This reading provides useful background information, as well as implications of how to deal with possible VARA infringement. Because it provides example testimony and transcripts from cases, it shows how an actual VARA case could unfold, and the types of questions that should be asked. It is helpful to read transcripts to get an idea of how a case would be carried out, and what questions are asked to prove that infringement has or has not occurred. This is a very useful document to put VARA in its legal context.
This article highlights some of the ambiguities of VARA, such as leaving subjective and objective interpretations of harm open for debate. Because of the broad nature of the act, court cases such as Carter v. Helmsley-Spear, Inc, have expansive room for interpretation. The objective approach was taken in the case of Carter v. Helmsley-Spear, Inc. There have been subjective interpretations, like in Pavia v. 1120 Avenue of the Americas Associates. It is evident through legislation that Congress intended for VARA to have a narrow application, and to be used as a small step towards including moral rights in United States copyright law. Substantial modification of a visual work is compared to the concept of substantial similarity in traditional United States copyright law, which facilitates the objective approach to interpretation of VARA. The article also describes how if the modification to the work is considered insignificant (i.e. lighting a painting from below as opposed to above) then the artist cannot claim infringement of VARA. By comparing significant vs. insignificant modification juxtaposed against qualitative vs. quantitative modification, the scope of and debates regarding VARA are brought to the forefront. An interesting point is that when judging art, some argue that the judges do not have adequate training to deem modification as infringement.

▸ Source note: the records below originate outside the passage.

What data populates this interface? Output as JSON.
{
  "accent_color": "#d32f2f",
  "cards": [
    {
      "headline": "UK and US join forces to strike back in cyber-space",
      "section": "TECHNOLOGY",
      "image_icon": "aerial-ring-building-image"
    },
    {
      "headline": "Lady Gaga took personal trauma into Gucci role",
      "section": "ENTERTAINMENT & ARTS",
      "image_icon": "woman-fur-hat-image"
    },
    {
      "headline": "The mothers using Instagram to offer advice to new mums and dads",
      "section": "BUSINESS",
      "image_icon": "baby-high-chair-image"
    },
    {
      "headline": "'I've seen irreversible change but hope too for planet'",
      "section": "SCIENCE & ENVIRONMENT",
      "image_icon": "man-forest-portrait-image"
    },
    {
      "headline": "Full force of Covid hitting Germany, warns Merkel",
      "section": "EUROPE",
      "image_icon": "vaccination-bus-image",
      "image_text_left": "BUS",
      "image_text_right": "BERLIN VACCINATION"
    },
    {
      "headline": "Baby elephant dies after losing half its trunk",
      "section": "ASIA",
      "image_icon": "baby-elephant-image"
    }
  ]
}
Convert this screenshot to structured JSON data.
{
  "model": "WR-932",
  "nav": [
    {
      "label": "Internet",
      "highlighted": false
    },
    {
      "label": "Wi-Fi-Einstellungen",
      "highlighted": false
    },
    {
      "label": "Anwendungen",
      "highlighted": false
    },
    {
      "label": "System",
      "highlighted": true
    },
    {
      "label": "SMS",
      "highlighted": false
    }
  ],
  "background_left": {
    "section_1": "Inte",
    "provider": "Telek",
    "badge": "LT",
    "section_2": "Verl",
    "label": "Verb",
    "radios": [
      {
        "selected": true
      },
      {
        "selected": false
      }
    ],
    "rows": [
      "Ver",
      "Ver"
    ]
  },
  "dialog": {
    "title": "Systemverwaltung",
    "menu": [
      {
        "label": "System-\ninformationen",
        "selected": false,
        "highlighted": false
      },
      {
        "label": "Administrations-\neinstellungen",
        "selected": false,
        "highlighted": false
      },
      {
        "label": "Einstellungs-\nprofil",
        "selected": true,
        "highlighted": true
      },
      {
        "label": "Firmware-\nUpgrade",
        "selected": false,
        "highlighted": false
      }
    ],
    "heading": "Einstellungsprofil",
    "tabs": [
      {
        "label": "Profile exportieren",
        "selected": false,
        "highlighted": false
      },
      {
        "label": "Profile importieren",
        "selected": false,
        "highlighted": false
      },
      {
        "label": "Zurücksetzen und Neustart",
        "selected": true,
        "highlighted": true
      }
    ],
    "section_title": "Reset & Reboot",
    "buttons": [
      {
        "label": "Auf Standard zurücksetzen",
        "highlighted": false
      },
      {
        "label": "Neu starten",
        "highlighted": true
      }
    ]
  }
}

This article is important to decipher the meaning of modification of a piece of artwork. The debate over how the act should be and is implemented highlights the ambiguities of VARA. Because VARA is the first time moral rights are worked into United States law, its scope is narrow so it can be a test to see how the expansion of protection beyond economic rights fairs. It is clear that debate exists, because of the possibility of subjective vs. objective interpretation; although Hawkins believes objective interpretation is much preferred. Once again, court cases are examined to show the way the act has been applied and interpreted; therefore, Congress can gauge whether federal copyright law in general should be expanded to include moral rights, as it does in other countries.